There are books that whisper—from a great distance, their voices barely audible—the quintessence of gone pop culture eras. Passages by Gail Sheehy and Running by Jim Fixx. A beat-up copy of All the President’s Men. Titles that were on everyone’s lips, books that held the light long enough, and died off early enough, to call forth an entire epoch when their jackets are glimpsed. Torch Song Trilogy by Harvey Fierstein, anyone? A one-way ticket to Donationville.
And speaking of plays—my parents were great theatergoers, and although published plays are not represented heavily in the library, the few that are there unleash a cascade of memories: my mother insisting I ask John Gielgud for an autograph (in 1968 when I had no idea who he was), or spending an entire day watching the Royal Shakespeare Company’s epic staging of Nicholas Nickleby or attending the premiere of Angels in America with both of my parents healthy and brimming with life. We donate an omnibus of modern classics, even No Exit by Sartre. I hesitate when I sight, eerily, Da by the Irish playwright Hugh Leonard, a play about a man haunted by the demanding, irascible, loving ghost of his father. I saw the Broadway production starring Barnard Hughes with my parents in 1976. Dad’s copy is with me now.
Some of what was donated: all of the business books and anything having to do with golf. Good as Gold by Joseph Heller did not make the cut and neither did Heller’s Guillain-Barré memoir that I had mistakenly given Dad as a gift. It was the only time he was incredulous at something I had purchased for him. He didn’t do disease. A man of action, he was uninterested in an author’s sickbed ruminations. Born on March 4th, his motto—“March forth.”
A very short list of what I kept: art books, the Collected Works of Ogden Nash, a Bellow novel, Inside the Third Reich by Albert Speer (unlike Hitler’s opus, my brother assured me, Speer is generally considered to have turned out a first-rate book). And my Sunday school texts. At exorcising sentiment, it turns out, I am a failure.
It takes us two days to finish going through the library. Perhaps it could have been done at a brisker pace, but that would not have allowed unhurried time with our mother and father. We load two cars with the donations and head for a public library in a quiet Connecticut town near where my brother lives. There we fill two bins, each the size of a couple of bathtubs, with our cargo of paper and ink and memory. A woman wanders over to see what we are giving away. The inert pile of books is like an open coffin.
As we drive off I wonder about mein kampf. Not the book—that was in the garbage, garlanded with coffee grounds and orange peels—but the struggle, my own struggle, with my father’s legacy, with what to keep and what to let go. We are like our parents in ways we cannot imagine, some beguiling and others less so. But we also, even as adults, sometimes consciously embody their qualities. As parents recede in death and memory becomes porous, certain particulars will linger: a favorite melody, the jaunty tilt of a hat, a library.
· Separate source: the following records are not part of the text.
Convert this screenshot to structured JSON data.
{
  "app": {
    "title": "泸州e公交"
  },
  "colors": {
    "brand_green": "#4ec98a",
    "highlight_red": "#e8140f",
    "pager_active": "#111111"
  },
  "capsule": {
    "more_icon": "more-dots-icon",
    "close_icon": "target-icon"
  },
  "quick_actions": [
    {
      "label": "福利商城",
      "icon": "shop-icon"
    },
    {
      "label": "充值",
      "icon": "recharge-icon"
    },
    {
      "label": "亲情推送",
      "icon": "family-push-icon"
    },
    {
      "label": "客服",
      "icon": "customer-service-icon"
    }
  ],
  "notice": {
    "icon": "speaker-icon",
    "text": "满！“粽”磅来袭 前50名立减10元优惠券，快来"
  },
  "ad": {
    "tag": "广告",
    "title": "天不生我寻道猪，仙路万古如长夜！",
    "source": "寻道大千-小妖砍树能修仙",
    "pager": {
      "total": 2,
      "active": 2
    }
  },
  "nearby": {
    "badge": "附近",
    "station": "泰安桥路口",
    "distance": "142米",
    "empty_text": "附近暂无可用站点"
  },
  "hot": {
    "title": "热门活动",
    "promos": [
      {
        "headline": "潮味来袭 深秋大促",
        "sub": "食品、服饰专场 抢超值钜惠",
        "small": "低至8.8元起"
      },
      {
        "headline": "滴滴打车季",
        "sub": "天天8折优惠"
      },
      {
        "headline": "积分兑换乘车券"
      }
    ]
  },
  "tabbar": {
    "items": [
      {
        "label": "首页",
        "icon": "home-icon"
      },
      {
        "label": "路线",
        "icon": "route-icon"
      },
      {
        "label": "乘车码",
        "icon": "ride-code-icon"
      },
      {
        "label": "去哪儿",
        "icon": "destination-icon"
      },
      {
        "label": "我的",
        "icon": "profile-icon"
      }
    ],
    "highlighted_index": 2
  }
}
In those details elements of our own identity can be found.
Excerpted from A Kingdom of Tender Colors: A Memoir of Comedy, Survival, and Love by Seth Greenland. Copyright © 2020 by Seth Greenland. Reprinted with permission of the author and publisher, Europa Editions.